I recently came across Iorad.com, a step by step instruction guide for anything you want to show others how to do online. It couldn’t be easier, you simply record yourself doing whatever it is you wish to show others how to do. Then Iorad breaks the process up into its component parts and let’s the viewer toggle through the steps. For all of you who have an online textbook, this would be a really useful tool to show kids steps they need to take to access material early in the year. Or if you are having kids use a program they’ve not used before, make an iorad. This is very meta, but here’s an iorad on how to get and use iorad.  

If you can think of ways you might use iorad, leave a comment.

I really want to again highlight a terrific new feature in Google Earth. I first mentioned them in this post from December, I really like the tourbuilder feature in “Projects” Here’s Iorad in action showing how to use it.

11 STEPS


1

The first step is to open Google Earth and click three bars in top left of screen

Step 1 image


2

Click Projects

Step 2 image


3

Click New Project

Step 3 image


4

Name the project

Step 4 image


5

Add description if you’d like and then add your first feature. 

Step 5 image


6

Click New Feature

Step 6 image


7

In search bar, type in first place on the tour. 

Step 7 image


8

One can drop a pin or picture and also add a description of the place.  

Step 8 image


9

Save Slide to the project to add the slide. Click Edit Place to add more text or images to this “slide”.

Step 9 image


10

You can see on this view that the next step would be to add new feature. You can click the person icon to add a collaborator. 

Step 10 image


11

That’s it. Ideas for classroom use: researching locations of scientific discoveries, creating a tour of a country, place, or region. Other topics could include: animal habitats, geography, weather & climate, indigenous people and foreign language.

Step 11 image

Here’s an interactive tutorial for the visual learners

https://www.iorad.com/player/1629634/Earth-Google—How-to-Make-a-Tour-in-Google-Earth

11 STEPS


1

The first step is to open Google Earth and click three bars in top left of screen

Step 1 image


2

Click Projects

Step 2 image


3

Click New Project

Step 3 image


4

Name the project

Step 4 image


5

Add description if you’d like and then add your first feature. 

Step 5 image


6

Click New Feature

Step 6 image


7

In search bar, type in first place on the tour. 

Step 7 image


8

One can drop a pin or picture and also add a description of the place.  

Step 8 image


9

Save Slide to the project to add the slide. Click Edit Place to add more text or images to this “slide”.

Step 9 image


10

You can see on this view that the next step would be to add new feature. You can click the person icon to add a collaborator. 

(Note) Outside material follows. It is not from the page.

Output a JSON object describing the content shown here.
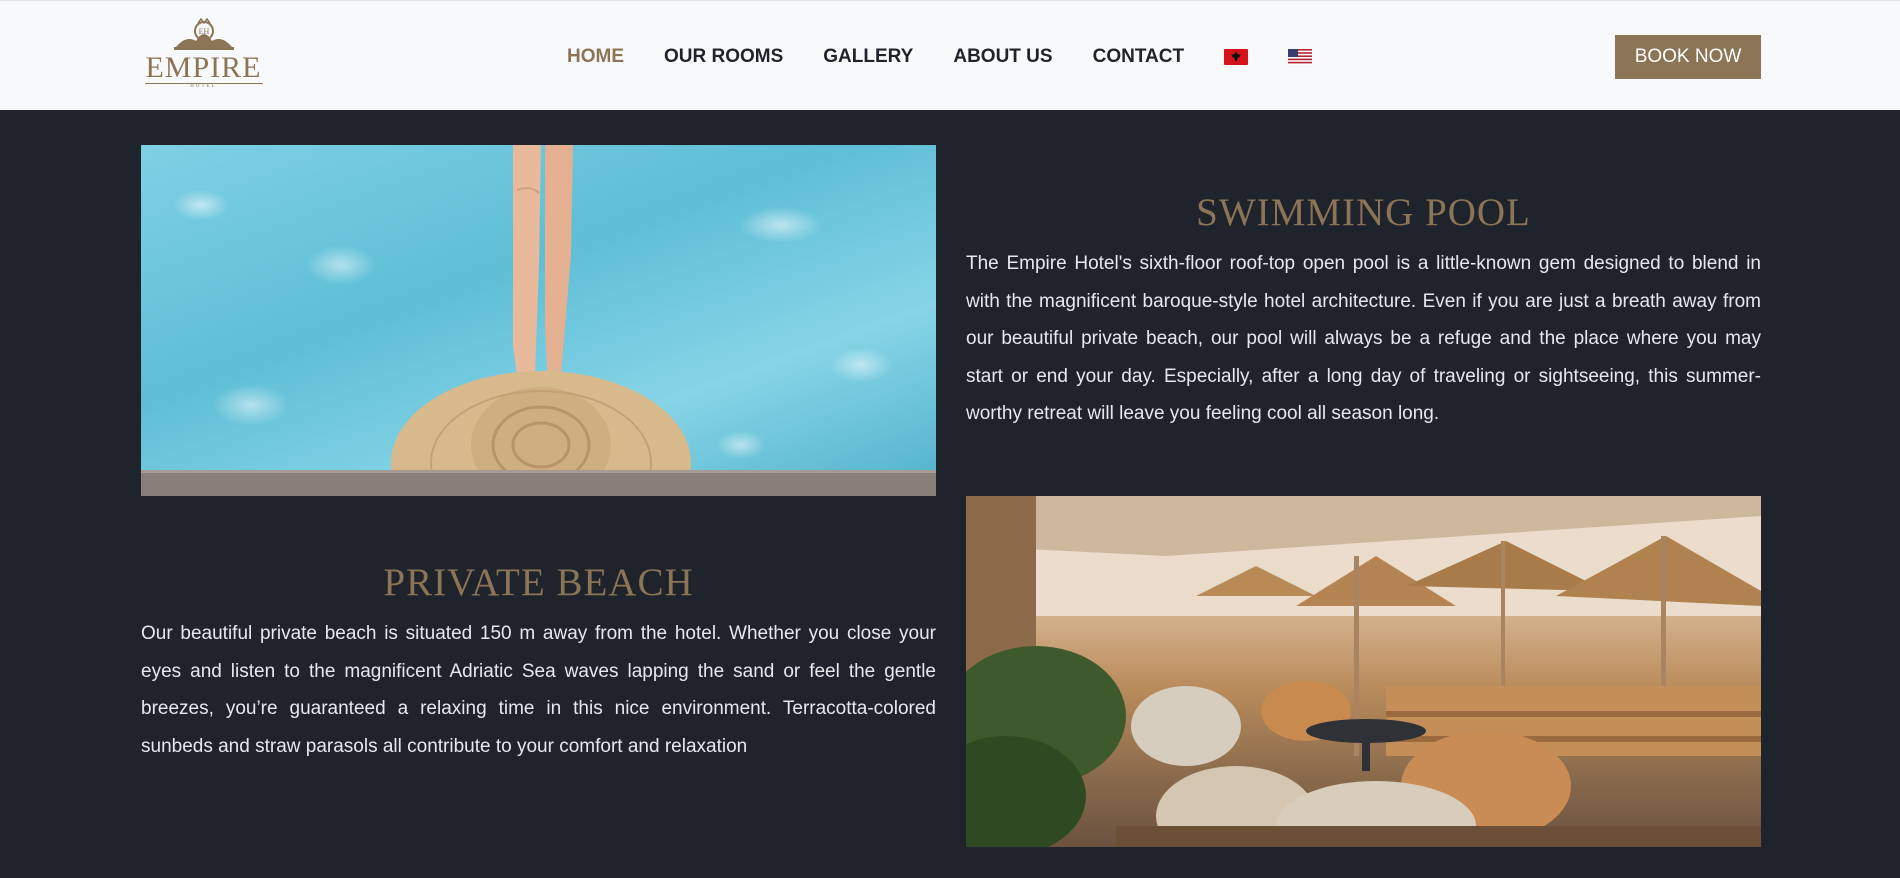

Step 10 image


11

That’s it. Ideas for classroom use: researching locations of scientific discoveries, creating a tour of a country, place, or region. Other topics could include: animal habitats, geography, weather & climate, indigenous people and foreign language.

Step 11 image

Here’s an interactive tutorial for the visual learners

https://www.iorad.com/player/1629634/Earth-Google—How-to-Make-a-Tour-in-Google-Earth

Here is a an example of a tour followed by additional tutorials on how to use this new projects feature. I’ve already used it in history class for kids to make tours of Antietam and Gettysburg. I’ve had students in IR class use it as part of their final project.

It’s still a new tool. It works best on Chromebooks. This will not work on an iPad and I’ve seen it work for most (but not all) of my students who have MacOS- Brizhay made this one on her Mac using the Chrome Browser. It does not work on Safari. There are also sharing features that are really cool. One can co-create a tour with another; it’s fully collaborative. But here too, this feature isn’t available to those using a Mac. and I can’t say I am sure why.

I wholeheartedly recommend this tool. Reach out if you want to help in learning how to use Iorad our GoogleEarth Projects feature or to talk about ways to use these tools or any other tech integrations for the classroom.